receiving data wherein the transmitter portion and receiver
portion share at least some common circuitry"
Defendants' proposed construction:
"communications device capable of transmitting and
Court's construction: to be announced
parties agree that their Family 3 arguments for
"transceiver" are the same as those made for
Families 1 and 2. (Tr. at 18:14-22). Therefore, I will
construe transceiver as I do for Families 1 and 2.
Plaintiff's proposed construction: "a
common memory space used by at least two functions, where
particular memory cells within the common memory space can be
used by either one of the functions"
Defendants 'proposed construction: "single
common memory in a transceiver used by at least two functions
corresponding to at least two latency paths"
Court's construction: "common memory used
by at least two functions, where a portion of the memory can
be used by either one of the functions"
argues that "shared memory" should be construed as
"a common memory space." (D.I. 353 at 42). The
claims do not refer to "a common memory space, "
but the specification does at times refer to "common
memory space." ('890 patent, 8:2-5). A patentee can
be its own lexicographer, but to do so, the patentee
"must clearly set forth a definition of the disputed
claim term other than its plain and ordinary meaning."
Thorner v. Sony Comput. Entm 't Am. LLC, 669
F.3d 1362, 1365 (Fed. Cir. 2012). As Defendants note, the
specification never actually defines "common memory
space." (D.I. 353 at 46). I therefore do not adopt the
term "common memory space." I instead use the
agreed-upon "common" to modify "memory."
argue that "common memory" is "single."
(D.I. 353 at 46). As evidence, Defendants point to the
specification, which refers to "a" and
"the" shared memory. (D.I. 353 at 38, 47). But the
Federal Circuit has held that "a" or "an"
is presumed to mean "one or more." Baldwin
Graphic Sys., Inc. v. Siebert, Inc., 512 F.3d 1338, 1342
(Fed. Cir. 2008). Thus, this language is not dispositive. As
further evidence, Defendants point to Figure 1 of the
'890 patent, which depicts just one "shared
memory." (Tr. at 42:7-10). Indeed, the embodiment
highlighted by Defendants shows just one memory. However,
"claims of the patent will not be read restrictively
unless the patentee has demonstrated a clear intention to
limit the claim scope using words or expressions of manifest
exclusion or restriction." Liebel-Flarsheim Co. v.
Medrad, Inc., 358 F.3d 898, 906 (Fed. Cir. 2004).
in the patent demonstrates a clear intention to limit
"common memory" to a "single" memory.
Plaintiff raises the concern that including
"single" in the construction might limit
"shared memory" to a "single" memory
"module, " "block, " or "chip."
(D.I. 353 at 35). As discussed at oral argument, memory need
not necessarily be a "single" memory "module,
" "block, " or "chip" to be
"shared." (Tr. at 44:1-50:13). For example, two
people can share a "single" large pizza or two
small pizzas to the same effect. Defendants agree that
"scientifically, " it does not matter if

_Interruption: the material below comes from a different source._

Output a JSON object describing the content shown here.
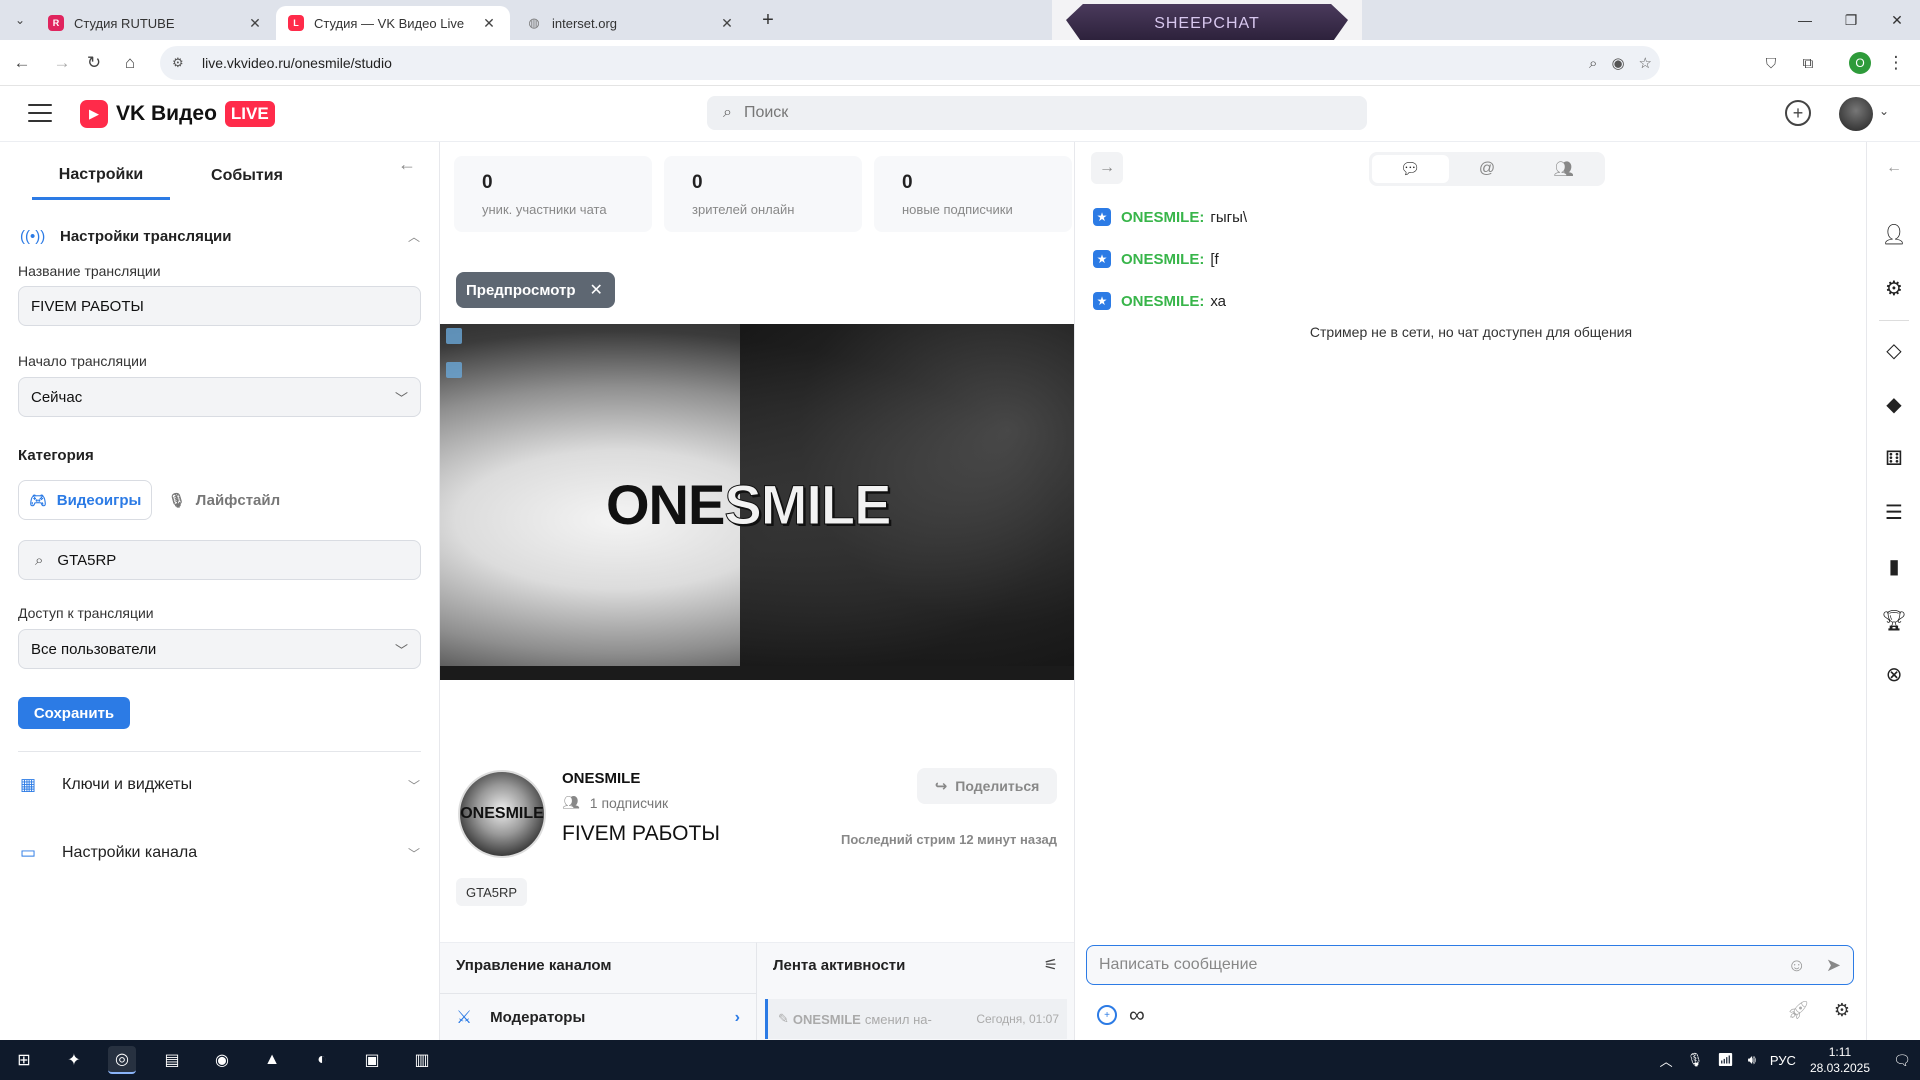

"common memory" comprises one physical memory
structure or more than one physical memory structure. (Tr.
44:19-45:2). As a result, my construction does not use
"single" to modify "common memory."
urges that my construction must clarify that "common
memory" "can be used by either one of the
functions." (D.I. 353 at 35). To support its contention,
Plaintiff points to two types of shared memory that are
unlike the shared memory described in the patents. First,
Plaintiff notes that one type of shared memory involves
functions in a single transceiver that use the memory for
"interprocess communication." (Tr. at 21:5-22).
Second, Plaintiff notes that yet another type of shared
memory, known as "ping pang" memory, involves
transmission in a single direction and uses a shared memory
"exclusively for an interleaver" or "for a
deinterleaver" at any one time. (Tr. at 21:23-22:18).
Neither of these memories is like the "shared
memory" at hand. Defendants do not contest that for
these patents, at any one time, a certain part of the memory
can be used by one function or the other, but not both. (D.I.
353 at 44, 48). ...